Task description:
Extract each record and reproduce it exactly.

(Records for this task)

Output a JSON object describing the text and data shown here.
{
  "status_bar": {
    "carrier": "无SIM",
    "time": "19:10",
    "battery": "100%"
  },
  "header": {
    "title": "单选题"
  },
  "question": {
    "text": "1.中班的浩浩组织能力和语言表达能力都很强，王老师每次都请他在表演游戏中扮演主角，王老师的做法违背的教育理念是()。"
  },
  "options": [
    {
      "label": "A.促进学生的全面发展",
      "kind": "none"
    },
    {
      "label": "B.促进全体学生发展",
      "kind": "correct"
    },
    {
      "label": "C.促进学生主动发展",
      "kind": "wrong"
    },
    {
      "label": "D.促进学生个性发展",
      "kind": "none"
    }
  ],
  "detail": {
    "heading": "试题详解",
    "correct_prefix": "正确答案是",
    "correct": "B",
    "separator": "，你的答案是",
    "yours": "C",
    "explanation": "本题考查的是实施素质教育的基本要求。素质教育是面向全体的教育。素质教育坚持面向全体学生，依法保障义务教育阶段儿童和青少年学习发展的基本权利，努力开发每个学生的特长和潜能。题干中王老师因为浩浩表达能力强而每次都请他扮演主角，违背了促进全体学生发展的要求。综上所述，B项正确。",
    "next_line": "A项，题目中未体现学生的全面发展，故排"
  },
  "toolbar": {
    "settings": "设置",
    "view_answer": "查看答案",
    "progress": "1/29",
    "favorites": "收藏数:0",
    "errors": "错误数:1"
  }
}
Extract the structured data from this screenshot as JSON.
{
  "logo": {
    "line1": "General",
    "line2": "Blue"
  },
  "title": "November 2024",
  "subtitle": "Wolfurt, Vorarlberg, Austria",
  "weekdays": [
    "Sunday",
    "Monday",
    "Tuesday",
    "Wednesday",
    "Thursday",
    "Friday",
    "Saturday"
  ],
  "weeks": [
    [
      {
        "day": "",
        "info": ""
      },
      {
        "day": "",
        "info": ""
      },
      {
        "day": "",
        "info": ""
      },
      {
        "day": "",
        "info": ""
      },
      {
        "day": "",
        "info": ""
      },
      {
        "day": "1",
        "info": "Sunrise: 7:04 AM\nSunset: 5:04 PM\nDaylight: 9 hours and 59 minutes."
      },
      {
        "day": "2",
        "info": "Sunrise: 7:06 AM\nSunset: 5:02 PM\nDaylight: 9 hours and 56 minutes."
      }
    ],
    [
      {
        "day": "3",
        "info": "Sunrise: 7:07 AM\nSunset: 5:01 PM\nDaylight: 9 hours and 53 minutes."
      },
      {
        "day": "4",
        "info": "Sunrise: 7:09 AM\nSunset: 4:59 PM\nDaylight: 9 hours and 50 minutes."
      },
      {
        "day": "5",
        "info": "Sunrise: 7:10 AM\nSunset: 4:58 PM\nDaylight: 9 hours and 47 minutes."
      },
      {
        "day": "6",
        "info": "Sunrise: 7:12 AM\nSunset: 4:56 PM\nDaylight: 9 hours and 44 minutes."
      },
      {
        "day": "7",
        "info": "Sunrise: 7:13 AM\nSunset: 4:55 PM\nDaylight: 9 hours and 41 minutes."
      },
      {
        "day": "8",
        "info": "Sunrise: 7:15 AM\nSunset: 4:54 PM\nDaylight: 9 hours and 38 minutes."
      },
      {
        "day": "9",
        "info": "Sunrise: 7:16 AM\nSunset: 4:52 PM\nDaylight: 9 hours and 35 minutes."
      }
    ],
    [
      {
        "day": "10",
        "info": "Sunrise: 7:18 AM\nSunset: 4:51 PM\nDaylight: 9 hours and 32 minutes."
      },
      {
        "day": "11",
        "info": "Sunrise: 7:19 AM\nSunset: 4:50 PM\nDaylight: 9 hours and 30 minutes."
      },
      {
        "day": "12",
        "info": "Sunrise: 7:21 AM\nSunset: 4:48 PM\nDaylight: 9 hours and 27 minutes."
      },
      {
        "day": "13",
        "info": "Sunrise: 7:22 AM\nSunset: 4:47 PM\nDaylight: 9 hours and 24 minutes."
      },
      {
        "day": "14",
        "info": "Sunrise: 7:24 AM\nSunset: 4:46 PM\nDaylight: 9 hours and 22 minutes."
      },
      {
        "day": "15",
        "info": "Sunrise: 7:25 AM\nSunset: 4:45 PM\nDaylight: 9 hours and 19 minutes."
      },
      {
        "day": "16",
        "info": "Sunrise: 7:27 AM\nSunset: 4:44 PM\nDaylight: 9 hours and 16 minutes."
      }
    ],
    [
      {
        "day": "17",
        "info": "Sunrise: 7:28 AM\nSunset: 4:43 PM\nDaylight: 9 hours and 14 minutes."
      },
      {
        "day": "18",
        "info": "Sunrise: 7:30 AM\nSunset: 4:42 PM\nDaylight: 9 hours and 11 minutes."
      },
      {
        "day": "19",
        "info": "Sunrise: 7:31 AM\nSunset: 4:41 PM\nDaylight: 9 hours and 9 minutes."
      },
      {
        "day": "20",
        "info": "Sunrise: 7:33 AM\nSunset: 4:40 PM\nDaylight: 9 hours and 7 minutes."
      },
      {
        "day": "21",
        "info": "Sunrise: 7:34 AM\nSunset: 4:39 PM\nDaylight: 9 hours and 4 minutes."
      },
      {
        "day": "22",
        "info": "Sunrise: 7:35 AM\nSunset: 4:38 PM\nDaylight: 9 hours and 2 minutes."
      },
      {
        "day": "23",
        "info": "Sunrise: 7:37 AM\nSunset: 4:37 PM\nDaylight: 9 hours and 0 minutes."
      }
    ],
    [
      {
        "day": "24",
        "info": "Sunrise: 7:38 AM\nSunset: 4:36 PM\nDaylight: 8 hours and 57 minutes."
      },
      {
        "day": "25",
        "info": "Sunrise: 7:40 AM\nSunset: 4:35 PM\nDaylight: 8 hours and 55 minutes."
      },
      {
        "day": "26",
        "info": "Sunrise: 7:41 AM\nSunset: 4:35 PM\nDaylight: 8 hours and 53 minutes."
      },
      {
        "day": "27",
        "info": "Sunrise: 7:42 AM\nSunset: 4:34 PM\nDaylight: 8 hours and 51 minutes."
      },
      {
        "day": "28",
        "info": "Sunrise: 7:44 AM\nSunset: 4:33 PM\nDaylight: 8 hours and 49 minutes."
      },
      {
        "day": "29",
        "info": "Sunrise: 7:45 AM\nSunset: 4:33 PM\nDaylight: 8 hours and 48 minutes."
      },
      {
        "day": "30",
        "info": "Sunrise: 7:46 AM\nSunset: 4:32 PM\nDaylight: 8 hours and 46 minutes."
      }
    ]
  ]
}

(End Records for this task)

Problem solution:
Output a JSON object describing the text and data shown here.
{
  "status_bar": {
    "carrier": "无SIM",
    "time": "19:10",
    "battery": "100%"
  },
  "header": {
    "title": "单选题"
  },
  "question": {
    "text": "1.中班的浩浩组织能力和语言表达能力都很强，王老师每次都请他在表演游戏中扮演主角，王老师的做法违背的教育理念是()。"
  },
  "options": [
    {
      "label": "A.促进学生的全面发展",
      "kind": "none"
    },
    {
      "label": "B.促进全体学生发展",
      "kind": "correct"
    },
    {
      "label": "C.促进学生主动发展",
      "kind": "wrong"
    },
    {
      "label": "D.促进学生个性发展",
      "kind": "none"
    }
  ],
  "detail": {
    "heading": "试题详解",
    "correct_prefix": "正确答案是",
    "correct": "B",
    "separator": "，你的答案是",
    "yours": "C",
    "explanation": "本题考查的是实施素质教育的基本要求。素质教育是面向全体的教育。素质教育坚持面向全体学生，依法保障义务教育阶段儿童和青少年学习发展的基本权利，努力开发每个学生的特长和潜能。题干中王老师因为浩浩表达能力强而每次都请他扮演主角，违背了促进全体学生发展的要求。综上所述，B项正确。",
    "next_line": "A项，题目中未体现学生的全面发展，故排"
  },
  "toolbar": {
    "settings": "设置",
    "view_answer": "查看答案",
    "progress": "1/29",
    "favorites": "收藏数:0",
    "errors": "错误数:1"
  }
}
Extract the structured data from this screenshot as JSON.
{
  "logo": {
    "line1": "General",
    "line2": "Blue"
  },
  "title": "November 2024",
  "subtitle": "Wolfurt, Vorarlberg, Austria",
  "weekdays": [
    "Sunday",
    "Monday",
    "Tuesday",
    "Wednesday",
    "Thursday",
    "Friday",
    "Saturday"
  ],
  "weeks": [
    [
      {
        "day": "",
        "info": ""
      },
      {
        "day": "",
        "info": ""
      },
      {
        "day": "",
        "info": ""
      },
      {
        "day": "",
        "info": ""
      },
      {
        "day": "",
        "info": ""
      },
      {
        "day": "1",
        "info": "Sunrise: 7:04 AM\nSunset: 5:04 PM\nDaylight: 9 hours and 59 minutes."
      },
      {
        "day": "2",
        "info": "Sunrise: 7:06 AM\nSunset: 5:02 PM\nDaylight: 9 hours and 56 minutes."
      }
    ],
    [
      {
        "day": "3",
        "info": "Sunrise: 7:07 AM\nSunset: 5:01 PM\nDaylight: 9 hours and 53 minutes."
      },
      {
        "day": "4",
        "info": "Sunrise: 7:09 AM\nSunset: 4:59 PM\nDaylight: 9 hours and 50 minutes."
      },
      {
        "day": "5",
        "info": "Sunrise: 7:10 AM\nSunset: 4:58 PM\nDaylight: 9 hours and 47 minutes."
      },
      {
        "day": "6",
        "info": "Sunrise: 7:12 AM\nSunset: 4:56 PM\nDaylight: 9 hours and 44 minutes."
      },
      {
        "day": "7",
        "info": "Sunrise: 7:13 AM\nSunset: 4:55 PM\nDaylight: 9 hours and 41 minutes."
      },
      {
        "day": "8",
        "info": "Sunrise: 7:15 AM\nSunset: 4:54 PM\nDaylight: 9 hours and 38 minutes."
      },
      {
        "day": "9",
        "info": "Sunrise: 7:16 AM\nSunset: 4:52 PM\nDaylight: 9 hours and 35 minutes."
      }
    ],
    [
      {
        "day": "10",
        "info": "Sunrise: 7:18 AM\nSunset: 4:51 PM\nDaylight: 9 hours and 32 minutes."
      },
      {
        "day": "11",
        "info": "Sunrise: 7:19 AM\nSunset: 4:50 PM\nDaylight: 9 hours and 30 minutes."
      },
      {
        "day": "12",
        "info": "Sunrise: 7:21 AM\nSunset: 4:48 PM\nDaylight: 9 hours and 27 minutes."
      },
      {
        "day": "13",
        "info": "Sunrise: 7:22 AM\nSunset: 4:47 PM\nDaylight: 9 hours and 24 minutes."
      },
      {
        "day": "14",
        "info": "Sunrise: 7:24 AM\nSunset: 4:46 PM\nDaylight: 9 hours and 22 minutes."
      },
      {
        "day": "15",
        "info": "Sunrise: 7:25 AM\nSunset: 4:45 PM\nDaylight: 9 hours and 19 minutes."
      },
      {
        "day": "16",
        "info": "Sunrise: 7:27 AM\nSunset: 4:44 PM\nDaylight: 9 hours and 16 minutes."
      }
    ],
    [
      {
        "day": "17",
        "info": "Sunrise: 7:28 AM\nSunset: 4:43 PM\nDaylight: 9 hours and 14 minutes."
      },
      {
        "day": "18",
        "info": "Sunrise: 7:30 AM\nSunset: 4:42 PM\nDaylight: 9 hours and 11 minutes."
      },
      {
        "day": "19",
        "info": "Sunrise: 7:31 AM\nSunset: 4:41 PM\nDaylight: 9 hours and 9 minutes."
      },
      {
        "day": "20",
        "info": "Sunrise: 7:33 AM\nSunset: 4:40 PM\nDaylight: 9 hours and 7 minutes."
      },
      {
        "day": "21",
        "info": "Sunrise: 7:34 AM\nSunset: 4:39 PM\nDaylight: 9 hours and 4 minutes."
      },
      {
        "day": "22",
        "info": "Sunrise: 7:35 AM\nSunset: 4:38 PM\nDaylight: 9 hours and 2 minutes."
      },
      {
        "day": "23",
        "info": "Sunrise: 7:37 AM\nSunset: 4:37 PM\nDaylight: 9 hours and 0 minutes."
      }
    ],
    [
      {
        "day": "24",
        "info": "Sunrise: 7:38 AM\nSunset: 4:36 PM\nDaylight: 8 hours and 57 minutes."
      },
      {
        "day": "25",
        "info": "Sunrise: 7:40 AM\nSunset: 4:35 PM\nDaylight: 8 hours and 55 minutes."
      },
      {
        "day": "26",
        "info": "Sunrise: 7:41 AM\nSunset: 4:35 PM\nDaylight: 8 hours and 53 minutes."
      },
      {
        "day": "27",
        "info": "Sunrise: 7:42 AM\nSunset: 4:34 PM\nDaylight: 8 hours and 51 minutes."
      },
      {
        "day": "28",
        "info": "Sunrise: 7:44 AM\nSunset: 4:33 PM\nDaylight: 8 hours and 49 minutes."
      },
      {
        "day": "29",
        "info": "Sunrise: 7:45 AM\nSunset: 4:33 PM\nDaylight: 8 hours and 48 minutes."
      },
      {
        "day": "30",
        "info": "Sunrise: 7:46 AM\nSunset: 4:32 PM\nDaylight: 8 hours and 46 minutes."
      }
    ]
  ]
}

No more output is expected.